The majority concludes that we must determine for ourselves, on the basis of the record alone, whether an order suppressing evidence is appealable. The record of a suppression hearing, though, contains only the evidence adduced at the hearing, which is limited to a determination of whether specific evidence was obtained in violation of the defendant's rights or any statutory provision.*fn1a The Commonwealth does not present its full case at a suppression hearing or make arguments for conviction. Thus, frequently it cannot be ascertained from the suppression record what other evidence, if any, is available to the Commonwealth. Therefore, in many cases, it would be impossible to
[ 311 Pa. Super. Page 325]
determine from the record whether an order suppressing evidence does in fact terminate or substantially handicap the prosecution. See: Commonwealth v. Bosurgi, 411 Pa. 56, 190 A.2d 304, cert. denied, 375 U.S. 910, 84 S.Ct. 204, 11 L.Ed.2d 149 (1963).
Furthermore, in determining whether an order suppressing evidence is appealable, we must keep in mind the following:
In our zeal to protect and preserve for the accused every constitutional right to which he is entitled we too often forget and neglect to preserve the rights of society which, too, are entitled to consideration. An appellate review of the validity of the order of suppression cannot harm the defendant whereas the denial of the right to such review does harm the Commonwealth.
Commonwealth v. Bosurgi, 411 Pa. at 63, 190 A.2d at 308.
Unless the record affirmatively shows the availability of other evidence to the Commonwealth, which is sufficient to obtain a conviction, we must assume that the Commonwealth would be prejudiced by the suppression of evidence.*fn2a Otherwise, we would have to remand to the lower court for a more complete record, consequently expending already overtaxed judicial time and resources as well as depriving the defendant of his constitutional right to a speedy trial.

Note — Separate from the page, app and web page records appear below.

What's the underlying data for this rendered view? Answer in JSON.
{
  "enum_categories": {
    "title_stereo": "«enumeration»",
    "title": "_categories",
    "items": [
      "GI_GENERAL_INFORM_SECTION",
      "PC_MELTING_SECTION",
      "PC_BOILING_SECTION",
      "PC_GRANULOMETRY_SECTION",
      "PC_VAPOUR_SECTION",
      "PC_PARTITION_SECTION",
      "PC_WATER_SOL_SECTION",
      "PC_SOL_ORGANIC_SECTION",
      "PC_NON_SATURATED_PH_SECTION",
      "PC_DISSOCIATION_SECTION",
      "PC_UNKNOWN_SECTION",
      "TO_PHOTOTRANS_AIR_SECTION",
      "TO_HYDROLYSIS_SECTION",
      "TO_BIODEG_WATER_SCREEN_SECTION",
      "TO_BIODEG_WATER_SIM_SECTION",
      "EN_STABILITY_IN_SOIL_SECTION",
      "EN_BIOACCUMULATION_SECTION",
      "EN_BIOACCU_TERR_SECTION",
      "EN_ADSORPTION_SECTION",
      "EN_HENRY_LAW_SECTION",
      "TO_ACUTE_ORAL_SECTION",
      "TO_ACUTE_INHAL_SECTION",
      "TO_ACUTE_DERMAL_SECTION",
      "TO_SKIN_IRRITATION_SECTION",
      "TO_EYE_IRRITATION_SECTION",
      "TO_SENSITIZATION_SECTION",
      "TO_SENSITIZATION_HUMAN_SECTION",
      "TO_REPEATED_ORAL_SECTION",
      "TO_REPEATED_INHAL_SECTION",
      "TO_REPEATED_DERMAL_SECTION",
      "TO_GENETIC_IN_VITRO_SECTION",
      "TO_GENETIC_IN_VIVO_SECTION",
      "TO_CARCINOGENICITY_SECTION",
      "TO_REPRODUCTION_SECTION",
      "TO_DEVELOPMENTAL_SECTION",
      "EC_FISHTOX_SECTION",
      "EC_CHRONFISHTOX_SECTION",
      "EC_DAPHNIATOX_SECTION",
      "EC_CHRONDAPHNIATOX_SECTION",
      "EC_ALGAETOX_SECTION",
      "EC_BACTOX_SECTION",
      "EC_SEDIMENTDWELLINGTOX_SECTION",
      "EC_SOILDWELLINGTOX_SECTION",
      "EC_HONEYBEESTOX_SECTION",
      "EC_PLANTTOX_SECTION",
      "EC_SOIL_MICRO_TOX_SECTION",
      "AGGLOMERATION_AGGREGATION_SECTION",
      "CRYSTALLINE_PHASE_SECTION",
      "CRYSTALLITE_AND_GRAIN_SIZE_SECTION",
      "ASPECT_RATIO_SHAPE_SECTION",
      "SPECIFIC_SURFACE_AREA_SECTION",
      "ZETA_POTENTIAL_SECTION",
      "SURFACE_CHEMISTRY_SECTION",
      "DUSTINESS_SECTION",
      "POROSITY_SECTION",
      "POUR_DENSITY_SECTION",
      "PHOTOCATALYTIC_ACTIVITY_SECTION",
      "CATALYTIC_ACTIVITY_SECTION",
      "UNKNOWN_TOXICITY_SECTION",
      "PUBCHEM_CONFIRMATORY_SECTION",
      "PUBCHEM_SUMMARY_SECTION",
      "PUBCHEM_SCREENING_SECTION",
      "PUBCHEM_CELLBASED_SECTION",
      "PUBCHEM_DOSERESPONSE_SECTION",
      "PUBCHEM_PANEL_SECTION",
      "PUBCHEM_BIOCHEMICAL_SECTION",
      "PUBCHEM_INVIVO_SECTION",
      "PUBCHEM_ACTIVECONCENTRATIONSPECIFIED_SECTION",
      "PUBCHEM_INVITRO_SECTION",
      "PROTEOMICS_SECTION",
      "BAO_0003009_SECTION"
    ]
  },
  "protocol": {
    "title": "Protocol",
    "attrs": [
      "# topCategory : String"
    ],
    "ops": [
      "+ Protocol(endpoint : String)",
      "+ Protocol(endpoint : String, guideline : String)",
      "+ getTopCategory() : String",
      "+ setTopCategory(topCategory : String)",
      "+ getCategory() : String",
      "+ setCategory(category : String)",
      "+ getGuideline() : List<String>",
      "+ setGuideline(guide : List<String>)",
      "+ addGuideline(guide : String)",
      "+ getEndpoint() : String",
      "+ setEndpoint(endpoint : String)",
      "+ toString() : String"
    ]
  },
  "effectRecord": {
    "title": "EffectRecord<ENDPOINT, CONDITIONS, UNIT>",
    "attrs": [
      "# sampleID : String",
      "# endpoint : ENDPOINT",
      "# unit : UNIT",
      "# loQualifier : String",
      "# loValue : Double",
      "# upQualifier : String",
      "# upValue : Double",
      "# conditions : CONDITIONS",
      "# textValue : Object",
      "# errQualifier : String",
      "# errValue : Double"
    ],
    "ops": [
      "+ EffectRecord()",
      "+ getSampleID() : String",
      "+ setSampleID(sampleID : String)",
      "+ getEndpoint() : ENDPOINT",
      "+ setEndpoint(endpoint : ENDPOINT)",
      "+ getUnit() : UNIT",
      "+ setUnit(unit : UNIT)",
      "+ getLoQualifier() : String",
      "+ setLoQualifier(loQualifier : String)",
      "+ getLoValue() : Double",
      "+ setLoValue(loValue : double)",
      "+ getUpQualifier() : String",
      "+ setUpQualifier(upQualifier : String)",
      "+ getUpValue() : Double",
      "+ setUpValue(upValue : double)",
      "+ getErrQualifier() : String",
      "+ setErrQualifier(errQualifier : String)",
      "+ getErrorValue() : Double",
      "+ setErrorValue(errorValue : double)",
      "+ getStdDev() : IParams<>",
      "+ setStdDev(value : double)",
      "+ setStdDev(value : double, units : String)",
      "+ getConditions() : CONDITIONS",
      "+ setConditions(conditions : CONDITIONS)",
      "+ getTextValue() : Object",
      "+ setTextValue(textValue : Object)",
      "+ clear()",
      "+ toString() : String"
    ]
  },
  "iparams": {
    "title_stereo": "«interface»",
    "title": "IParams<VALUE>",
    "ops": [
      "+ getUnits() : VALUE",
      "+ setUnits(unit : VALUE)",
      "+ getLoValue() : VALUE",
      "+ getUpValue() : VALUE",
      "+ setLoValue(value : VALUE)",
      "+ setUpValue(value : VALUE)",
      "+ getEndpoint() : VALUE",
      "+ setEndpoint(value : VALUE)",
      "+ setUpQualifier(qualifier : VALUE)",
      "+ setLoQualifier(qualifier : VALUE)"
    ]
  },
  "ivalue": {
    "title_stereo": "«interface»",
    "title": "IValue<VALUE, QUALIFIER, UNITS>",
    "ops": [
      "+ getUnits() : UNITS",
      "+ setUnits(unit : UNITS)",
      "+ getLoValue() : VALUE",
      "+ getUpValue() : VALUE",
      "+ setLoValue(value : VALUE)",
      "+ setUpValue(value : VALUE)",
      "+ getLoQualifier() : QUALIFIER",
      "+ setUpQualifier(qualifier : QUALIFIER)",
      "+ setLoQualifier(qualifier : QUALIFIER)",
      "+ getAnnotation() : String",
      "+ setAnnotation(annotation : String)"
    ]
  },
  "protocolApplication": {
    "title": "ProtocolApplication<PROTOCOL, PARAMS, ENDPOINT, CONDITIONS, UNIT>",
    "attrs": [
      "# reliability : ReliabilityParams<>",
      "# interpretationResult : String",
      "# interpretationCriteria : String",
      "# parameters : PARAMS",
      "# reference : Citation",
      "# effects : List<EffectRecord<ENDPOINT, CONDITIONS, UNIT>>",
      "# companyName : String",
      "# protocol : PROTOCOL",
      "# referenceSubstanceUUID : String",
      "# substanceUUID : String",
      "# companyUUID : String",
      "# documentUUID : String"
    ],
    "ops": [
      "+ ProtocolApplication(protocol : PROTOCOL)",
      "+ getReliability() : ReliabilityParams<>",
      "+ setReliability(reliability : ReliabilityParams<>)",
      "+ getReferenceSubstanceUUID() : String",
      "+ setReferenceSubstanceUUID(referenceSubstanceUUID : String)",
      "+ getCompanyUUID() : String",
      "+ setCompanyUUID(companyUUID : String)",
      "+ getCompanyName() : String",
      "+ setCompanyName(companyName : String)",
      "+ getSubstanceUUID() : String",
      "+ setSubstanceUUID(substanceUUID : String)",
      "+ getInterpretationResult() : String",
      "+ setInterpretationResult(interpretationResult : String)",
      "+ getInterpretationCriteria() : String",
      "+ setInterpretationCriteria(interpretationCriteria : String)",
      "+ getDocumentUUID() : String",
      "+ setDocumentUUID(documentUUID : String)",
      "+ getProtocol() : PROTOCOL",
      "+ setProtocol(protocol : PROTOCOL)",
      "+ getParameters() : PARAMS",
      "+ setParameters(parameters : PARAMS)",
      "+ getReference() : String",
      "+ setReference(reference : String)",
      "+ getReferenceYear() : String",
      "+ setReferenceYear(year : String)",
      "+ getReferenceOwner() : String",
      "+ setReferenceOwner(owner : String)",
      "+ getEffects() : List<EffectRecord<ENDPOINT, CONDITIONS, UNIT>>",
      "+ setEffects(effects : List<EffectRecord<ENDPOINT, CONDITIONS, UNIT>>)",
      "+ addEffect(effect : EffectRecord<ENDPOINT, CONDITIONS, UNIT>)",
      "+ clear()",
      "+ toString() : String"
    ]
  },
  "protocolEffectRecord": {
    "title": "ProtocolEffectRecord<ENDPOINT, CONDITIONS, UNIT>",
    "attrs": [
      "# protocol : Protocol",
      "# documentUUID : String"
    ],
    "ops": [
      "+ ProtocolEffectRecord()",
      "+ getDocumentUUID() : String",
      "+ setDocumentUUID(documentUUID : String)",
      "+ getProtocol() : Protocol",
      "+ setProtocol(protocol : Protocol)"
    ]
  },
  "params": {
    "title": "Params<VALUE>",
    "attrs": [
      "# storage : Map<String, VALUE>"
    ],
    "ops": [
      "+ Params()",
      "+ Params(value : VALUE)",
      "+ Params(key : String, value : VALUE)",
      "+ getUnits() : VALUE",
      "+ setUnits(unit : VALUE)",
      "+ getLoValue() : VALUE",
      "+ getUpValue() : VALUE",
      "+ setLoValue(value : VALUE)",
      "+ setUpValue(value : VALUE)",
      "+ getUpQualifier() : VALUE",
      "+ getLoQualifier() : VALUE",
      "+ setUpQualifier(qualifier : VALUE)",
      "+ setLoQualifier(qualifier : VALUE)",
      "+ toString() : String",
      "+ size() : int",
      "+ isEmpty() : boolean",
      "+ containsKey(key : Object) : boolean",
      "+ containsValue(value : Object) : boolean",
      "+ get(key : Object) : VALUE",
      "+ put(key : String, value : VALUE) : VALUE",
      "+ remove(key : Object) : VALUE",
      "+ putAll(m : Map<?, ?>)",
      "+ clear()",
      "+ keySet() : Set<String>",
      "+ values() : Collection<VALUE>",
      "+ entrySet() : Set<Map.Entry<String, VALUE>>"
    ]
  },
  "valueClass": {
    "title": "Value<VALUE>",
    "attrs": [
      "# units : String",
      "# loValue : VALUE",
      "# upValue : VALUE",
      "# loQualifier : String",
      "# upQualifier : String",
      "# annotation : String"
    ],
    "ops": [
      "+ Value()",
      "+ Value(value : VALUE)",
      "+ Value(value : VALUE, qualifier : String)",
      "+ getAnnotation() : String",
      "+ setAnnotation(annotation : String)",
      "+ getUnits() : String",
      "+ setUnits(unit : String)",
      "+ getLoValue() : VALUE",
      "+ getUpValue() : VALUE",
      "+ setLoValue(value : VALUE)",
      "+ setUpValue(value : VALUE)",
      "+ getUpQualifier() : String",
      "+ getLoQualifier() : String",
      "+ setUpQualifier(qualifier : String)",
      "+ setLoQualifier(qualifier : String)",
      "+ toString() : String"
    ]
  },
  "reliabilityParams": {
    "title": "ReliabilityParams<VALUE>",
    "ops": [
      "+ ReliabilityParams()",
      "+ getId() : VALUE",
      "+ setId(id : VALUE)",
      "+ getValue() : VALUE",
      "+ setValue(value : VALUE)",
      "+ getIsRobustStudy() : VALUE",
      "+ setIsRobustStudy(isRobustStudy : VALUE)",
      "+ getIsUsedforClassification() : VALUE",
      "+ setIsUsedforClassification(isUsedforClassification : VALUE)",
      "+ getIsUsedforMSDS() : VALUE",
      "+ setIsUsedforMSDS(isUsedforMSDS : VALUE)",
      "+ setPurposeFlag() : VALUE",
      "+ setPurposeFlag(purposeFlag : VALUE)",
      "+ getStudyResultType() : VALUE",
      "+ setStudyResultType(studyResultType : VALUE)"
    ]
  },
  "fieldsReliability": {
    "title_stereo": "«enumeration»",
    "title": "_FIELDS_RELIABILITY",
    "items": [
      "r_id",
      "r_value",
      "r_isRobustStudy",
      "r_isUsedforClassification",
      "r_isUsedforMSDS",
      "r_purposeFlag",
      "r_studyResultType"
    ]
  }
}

By accepting such an appeal as the Commonwealth's good faith certification that the case will be terminated or substantially prejudiced by a suppression order, we remain within the ambit of Bosurgi, we follow the precedent set by the Court in Deren and Trefry, and we provide a procedure for appeal which benefits all of society, not just the criminal defendant.
In Commonwealth v. Dugger, I join in the well-reasoned Dissent of Judge Wieand.